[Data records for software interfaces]
----
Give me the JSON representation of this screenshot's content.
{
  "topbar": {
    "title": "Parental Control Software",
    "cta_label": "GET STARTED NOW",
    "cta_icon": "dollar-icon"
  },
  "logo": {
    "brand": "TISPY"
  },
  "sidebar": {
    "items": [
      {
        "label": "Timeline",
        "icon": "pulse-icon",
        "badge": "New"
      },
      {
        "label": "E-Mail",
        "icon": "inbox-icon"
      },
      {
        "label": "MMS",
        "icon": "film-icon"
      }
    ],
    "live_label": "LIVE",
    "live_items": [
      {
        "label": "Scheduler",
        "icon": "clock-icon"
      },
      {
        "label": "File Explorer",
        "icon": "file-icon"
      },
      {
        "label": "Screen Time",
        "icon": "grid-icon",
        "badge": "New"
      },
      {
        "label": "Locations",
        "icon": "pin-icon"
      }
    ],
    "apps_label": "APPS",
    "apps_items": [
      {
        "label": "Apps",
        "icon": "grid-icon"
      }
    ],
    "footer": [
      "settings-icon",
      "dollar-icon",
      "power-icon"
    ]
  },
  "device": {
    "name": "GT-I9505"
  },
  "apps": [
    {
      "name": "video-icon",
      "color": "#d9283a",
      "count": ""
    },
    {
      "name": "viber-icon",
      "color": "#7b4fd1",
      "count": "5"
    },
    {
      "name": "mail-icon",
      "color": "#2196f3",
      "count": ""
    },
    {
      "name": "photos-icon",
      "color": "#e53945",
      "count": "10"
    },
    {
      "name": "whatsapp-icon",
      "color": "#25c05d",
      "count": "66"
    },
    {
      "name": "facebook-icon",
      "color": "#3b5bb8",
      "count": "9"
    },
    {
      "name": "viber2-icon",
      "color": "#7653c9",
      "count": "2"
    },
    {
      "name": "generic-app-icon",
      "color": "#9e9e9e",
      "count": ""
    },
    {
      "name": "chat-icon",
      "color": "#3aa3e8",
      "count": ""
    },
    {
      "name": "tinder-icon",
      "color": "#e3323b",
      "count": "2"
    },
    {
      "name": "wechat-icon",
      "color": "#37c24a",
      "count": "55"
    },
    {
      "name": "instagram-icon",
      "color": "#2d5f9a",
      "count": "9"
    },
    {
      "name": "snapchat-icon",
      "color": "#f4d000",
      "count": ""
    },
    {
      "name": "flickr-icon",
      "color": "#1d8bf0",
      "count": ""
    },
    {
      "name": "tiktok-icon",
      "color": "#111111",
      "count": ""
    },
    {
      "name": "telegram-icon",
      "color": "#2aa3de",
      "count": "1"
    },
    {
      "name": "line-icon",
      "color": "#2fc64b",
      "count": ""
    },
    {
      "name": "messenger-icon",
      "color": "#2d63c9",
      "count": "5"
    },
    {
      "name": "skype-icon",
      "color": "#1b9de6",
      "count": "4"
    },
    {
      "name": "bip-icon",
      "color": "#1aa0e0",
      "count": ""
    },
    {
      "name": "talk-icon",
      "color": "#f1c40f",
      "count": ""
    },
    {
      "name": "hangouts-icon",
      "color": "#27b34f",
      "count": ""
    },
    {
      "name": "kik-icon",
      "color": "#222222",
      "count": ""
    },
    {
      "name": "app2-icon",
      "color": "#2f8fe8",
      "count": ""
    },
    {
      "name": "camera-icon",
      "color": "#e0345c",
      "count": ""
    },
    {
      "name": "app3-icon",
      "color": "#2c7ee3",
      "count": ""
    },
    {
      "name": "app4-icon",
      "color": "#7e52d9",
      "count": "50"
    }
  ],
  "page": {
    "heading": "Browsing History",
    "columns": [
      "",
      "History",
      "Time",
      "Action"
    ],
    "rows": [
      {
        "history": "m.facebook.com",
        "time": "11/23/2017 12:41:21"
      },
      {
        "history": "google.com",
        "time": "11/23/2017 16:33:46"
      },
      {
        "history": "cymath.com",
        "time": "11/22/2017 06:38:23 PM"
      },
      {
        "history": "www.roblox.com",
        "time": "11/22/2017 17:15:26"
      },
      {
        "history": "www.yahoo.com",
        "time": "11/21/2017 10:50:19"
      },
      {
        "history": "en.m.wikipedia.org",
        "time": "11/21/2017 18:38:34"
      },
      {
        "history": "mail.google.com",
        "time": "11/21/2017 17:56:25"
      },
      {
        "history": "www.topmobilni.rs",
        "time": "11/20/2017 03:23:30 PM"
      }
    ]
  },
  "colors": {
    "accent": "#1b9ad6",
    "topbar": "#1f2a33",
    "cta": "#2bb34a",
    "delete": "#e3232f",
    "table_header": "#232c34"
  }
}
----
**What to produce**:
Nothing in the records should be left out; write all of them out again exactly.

**Solution to this task**:
Give me the JSON representation of this screenshot's content.
{
  "topbar": {
    "title": "Parental Control Software",
    "cta_label": "GET STARTED NOW",
    "cta_icon": "dollar-icon"
  },
  "logo": {
    "brand": "TISPY"
  },
  "sidebar": {
    "items": [
      {
        "label": "Timeline",
        "icon": "pulse-icon",
        "badge": "New"
      },
      {
        "label": "E-Mail",
        "icon": "inbox-icon"
      },
      {
        "label": "MMS",
        "icon": "film-icon"
      }
    ],
    "live_label": "LIVE",
    "live_items": [
      {
        "label": "Scheduler",
        "icon": "clock-icon"
      },
      {
        "label": "File Explorer",
        "icon": "file-icon"
      },
      {
        "label": "Screen Time",
        "icon": "grid-icon",
        "badge": "New"
      },
      {
        "label": "Locations",
        "icon": "pin-icon"
      }
    ],
    "apps_label": "APPS",
    "apps_items": [
      {
        "label": "Apps",
        "icon": "grid-icon"
      }
    ],
    "footer": [
      "settings-icon",
      "dollar-icon",
      "power-icon"
    ]
  },
  "device": {
    "name": "GT-I9505"
  },
  "apps": [
    {
      "name": "video-icon",
      "color": "#d9283a",
      "count": ""
    },
    {
      "name": "viber-icon",
      "color": "#7b4fd1",
      "count": "5"
    },
    {
      "name": "mail-icon",
      "color": "#2196f3",
      "count": ""
    },
    {
      "name": "photos-icon",
      "color": "#e53945",
      "count": "10"
    },
    {
      "name": "whatsapp-icon",
      "color": "#25c05d",
      "count": "66"
    },
    {
      "name": "facebook-icon",
      "color": "#3b5bb8",
      "count": "9"
    },
    {
      "name": "viber2-icon",
      "color": "#7653c9",
      "count": "2"
    },
    {
      "name": "generic-app-icon",
      "color": "#9e9e9e",
      "count": ""
    },
    {
      "name": "chat-icon",
      "color": "#3aa3e8",
      "count": ""
    },
    {
      "name": "tinder-icon",
      "color": "#e3323b",
      "count": "2"
    },
    {
      "name": "wechat-icon",
      "color": "#37c24a",
      "count": "55"
    },
    {
      "name": "instagram-icon",
      "color": "#2d5f9a",
      "count": "9"
    },
    {
      "name": "snapchat-icon",
      "color": "#f4d000",
      "count": ""
    },
    {
      "name": "flickr-icon",
      "color": "#1d8bf0",
      "count": ""
    },
    {
      "name": "tiktok-icon",
      "color": "#111111",
      "count": ""
    },
    {
      "name": "telegram-icon",
      "color": "#2aa3de",
      "count": "1"
    },
    {
      "name": "line-icon",
      "color": "#2fc64b",
      "count": ""
    },
    {
      "name": "messenger-icon",
      "color": "#2d63c9",
      "count": "5"
    },
    {
      "name": "skype-icon",
      "color": "#1b9de6",
      "count": "4"
    },
    {
      "name": "bip-icon",
      "color": "#1aa0e0",
      "count": ""
    },
    {
      "name": "talk-icon",
      "color": "#f1c40f",
      "count": ""
    },
    {
      "name": "hangouts-icon",
      "color": "#27b34f",
      "count": ""
    },
    {
      "name": "kik-icon",
      "color": "#222222",
      "count": ""
    },
    {
      "name": "app2-icon",
      "color": "#2f8fe8",
      "count": ""
    },
    {
      "name": "camera-icon",
      "color": "#e0345c",
      "count": ""
    },
    {
      "name": "app3-icon",
      "color": "#2c7ee3",
      "count": ""
    },
    {
      "name": "app4-icon",
      "color": "#7e52d9",
      "count": "50"
    }
  ],
  "page": {
    "heading": "Browsing History",
    "columns": [
      "",
      "History",
      "Time",
      "Action"
    ],
    "rows": [
      {
        "history": "m.facebook.com",
        "time": "11/23/2017 12:41:21"
      },
      {
        "history": "google.com",
        "time": "11/23/2017 16:33:46"
      },
      {
        "history": "cymath.com",
        "time": "11/22/2017 06:38:23 PM"
      },
      {
        "history": "www.roblox.com",
        "time": "11/22/2017 17:15:26"
      },
      {
        "history": "www.yahoo.com",
        "time": "11/21/2017 10:50:19"
      },
      {
        "history": "en.m.wikipedia.org",
        "time": "11/21/2017 18:38:34"
      },
      {
        "history": "mail.google.com",
        "time": "11/21/2017 17:56:25"
      },
      {
        "history": "www.topmobilni.rs",
        "time": "11/20/2017 03:23:30 PM"
      }
    ]
  },
  "colors": {
    "accent": "#1b9ad6",
    "topbar": "#1f2a33",
    "cta": "#2bb34a",
    "delete": "#e3232f",
    "table_header": "#232c34"
  }
}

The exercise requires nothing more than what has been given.